- DIRECTIONS
Filter the records down to the lines that hold the word "title", and copy each of those lines.

Start of Block

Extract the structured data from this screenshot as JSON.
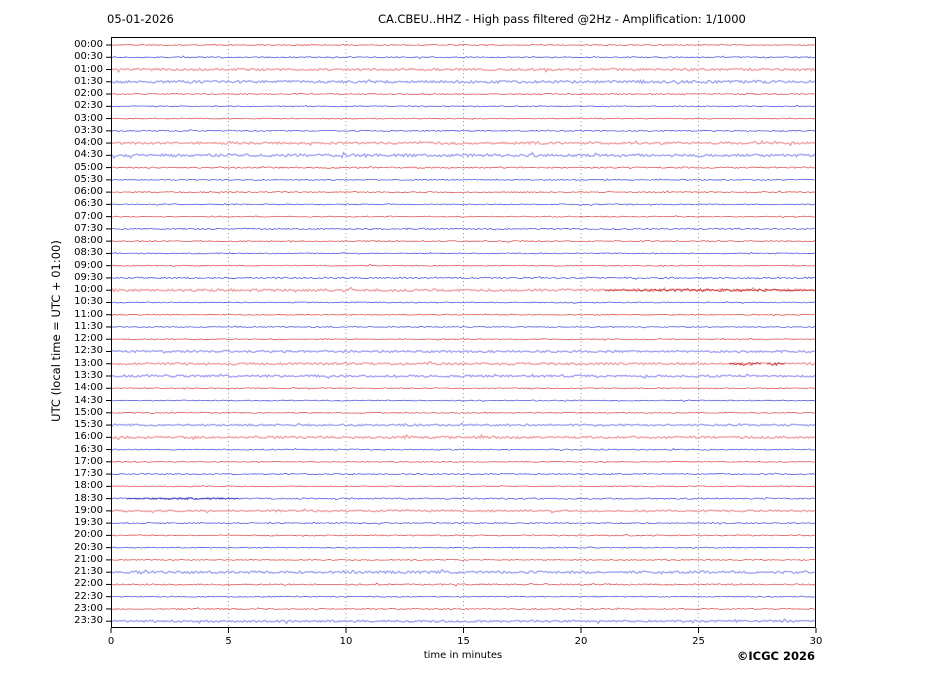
{
  "header": {
    "date": "05-01-2026",
    "title": "CA.CBEU..HHZ - High pass filtered @2Hz - Amplification: 1/1000"
  },
  "footer": {
    "credit": "©ICGC 2026"
  },
  "colors": {
    "trace_red": "#e05a5a",
    "trace_red_light": "#f2a4a4",
    "trace_blue": "#5a5ae0",
    "trace_blue_light": "#a6a6f2",
    "event_red": "#c22727",
    "event_blue": "#3c3cc2",
    "grid": "#808080",
    "frame": "#000000"
  },
  "chart_data": {
    "type": "line",
    "subtype": "helicorder-seismogram",
    "title": "CA.CBEU..HHZ - High pass filtered @2Hz - Amplification: 1/1000",
    "date": "05-01-2026",
    "station": "CA.CBEU..HHZ",
    "filter": "High pass filtered @2Hz",
    "amplification": "1/1000",
    "xlabel": "time in minutes",
    "ylabel": "UTC (local time = UTC + 01:00)",
    "x_range": [
      0,
      30
    ],
    "x_ticks": [
      0,
      5,
      10,
      15,
      20,
      25,
      30
    ],
    "x_gridlines": [
      5,
      10,
      15,
      20,
      25
    ],
    "minutes_per_row": 30,
    "rows": [
      {
        "label": "00:00",
        "color": "red",
        "amp": 0.5
      },
      {
        "label": "00:30",
        "color": "blue",
        "amp": 0.6
      },
      {
        "label": "01:00",
        "color": "red",
        "amp": 1.1
      },
      {
        "label": "01:30",
        "color": "blue",
        "amp": 1.3
      },
      {
        "label": "02:00",
        "color": "red",
        "amp": 0.6
      },
      {
        "label": "02:30",
        "color": "blue",
        "amp": 0.5
      },
      {
        "label": "03:00",
        "color": "red",
        "amp": 0.5
      },
      {
        "label": "03:30",
        "color": "blue",
        "amp": 0.6
      },
      {
        "label": "04:00",
        "color": "red",
        "amp": 1.1
      },
      {
        "label": "04:30",
        "color": "blue",
        "amp": 1.3
      },
      {
        "label": "05:00",
        "color": "red",
        "amp": 0.7
      },
      {
        "label": "05:30",
        "color": "blue",
        "amp": 0.5
      },
      {
        "label": "06:00",
        "color": "red",
        "amp": 0.6
      },
      {
        "label": "06:30",
        "color": "blue",
        "amp": 0.5
      },
      {
        "label": "07:00",
        "color": "red",
        "amp": 0.5
      },
      {
        "label": "07:30",
        "color": "blue",
        "amp": 0.7
      },
      {
        "label": "08:00",
        "color": "red",
        "amp": 0.6
      },
      {
        "label": "08:30",
        "color": "blue",
        "amp": 0.5
      },
      {
        "label": "09:00",
        "color": "red",
        "amp": 0.5
      },
      {
        "label": "09:30",
        "color": "blue",
        "amp": 0.8
      },
      {
        "label": "10:00",
        "color": "red",
        "amp": 1.2
      },
      {
        "label": "10:30",
        "color": "blue",
        "amp": 0.5
      },
      {
        "label": "11:00",
        "color": "red",
        "amp": 0.5
      },
      {
        "label": "11:30",
        "color": "blue",
        "amp": 0.5
      },
      {
        "label": "12:00",
        "color": "red",
        "amp": 0.5
      },
      {
        "label": "12:30",
        "color": "blue",
        "amp": 1.0
      },
      {
        "label": "13:00",
        "color": "red",
        "amp": 1.1
      },
      {
        "label": "13:30",
        "color": "blue",
        "amp": 1.0
      },
      {
        "label": "14:00",
        "color": "red",
        "amp": 0.5
      },
      {
        "label": "14:30",
        "color": "blue",
        "amp": 0.5
      },
      {
        "label": "15:00",
        "color": "red",
        "amp": 0.5
      },
      {
        "label": "15:30",
        "color": "blue",
        "amp": 0.9
      },
      {
        "label": "16:00",
        "color": "red",
        "amp": 1.1
      },
      {
        "label": "16:30",
        "color": "blue",
        "amp": 0.6
      },
      {
        "label": "17:00",
        "color": "red",
        "amp": 0.5
      },
      {
        "label": "17:30",
        "color": "blue",
        "amp": 0.6
      },
      {
        "label": "18:00",
        "color": "red",
        "amp": 0.5
      },
      {
        "label": "18:30",
        "color": "blue",
        "amp": 0.7
      },
      {
        "label": "19:00",
        "color": "red",
        "amp": 0.9
      },
      {
        "label": "19:30",
        "color": "blue",
        "amp": 0.6
      },
      {
        "label": "20:00",
        "color": "red",
        "amp": 0.6
      },
      {
        "label": "20:30",
        "color": "blue",
        "amp": 0.5
      },
      {
        "label": "21:00",
        "color": "red",
        "amp": 0.5
      },
      {
        "label": "21:30",
        "color": "blue",
        "amp": 1.2
      },
      {
        "label": "22:00",
        "color": "red",
        "amp": 0.8
      },
      {
        "label": "22:30",
        "color": "blue",
        "amp": 0.5
      },
      {
        "label": "23:00",
        "color": "red",
        "amp": 0.6
      },
      {
        "label": "23:30",
        "color": "blue",
        "amp": 1.0
      }
    ],
    "events": [
      {
        "row": "10:00",
        "row_index": 20,
        "start_min": 21.0,
        "end_min": 30.0,
        "amp": 1.6
      },
      {
        "row": "13:00",
        "row_index": 26,
        "start_min": 26.3,
        "end_min": 27.7,
        "amp": 2.2
      },
      {
        "row": "13:00",
        "row_index": 26,
        "start_min": 27.9,
        "end_min": 28.7,
        "amp": 1.8
      },
      {
        "row": "18:30",
        "row_index": 37,
        "start_min": 0.7,
        "end_min": 5.5,
        "amp": 1.4
      }
    ]
  }
}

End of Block

- TASK RESPONSE
    "title": "CA.CBEU..HHZ - High pass filtered @2Hz - Amplification: 1/1000"
    "title": "CA.CBEU..HHZ - High pass filtered @2Hz - Amplification: 1/1000",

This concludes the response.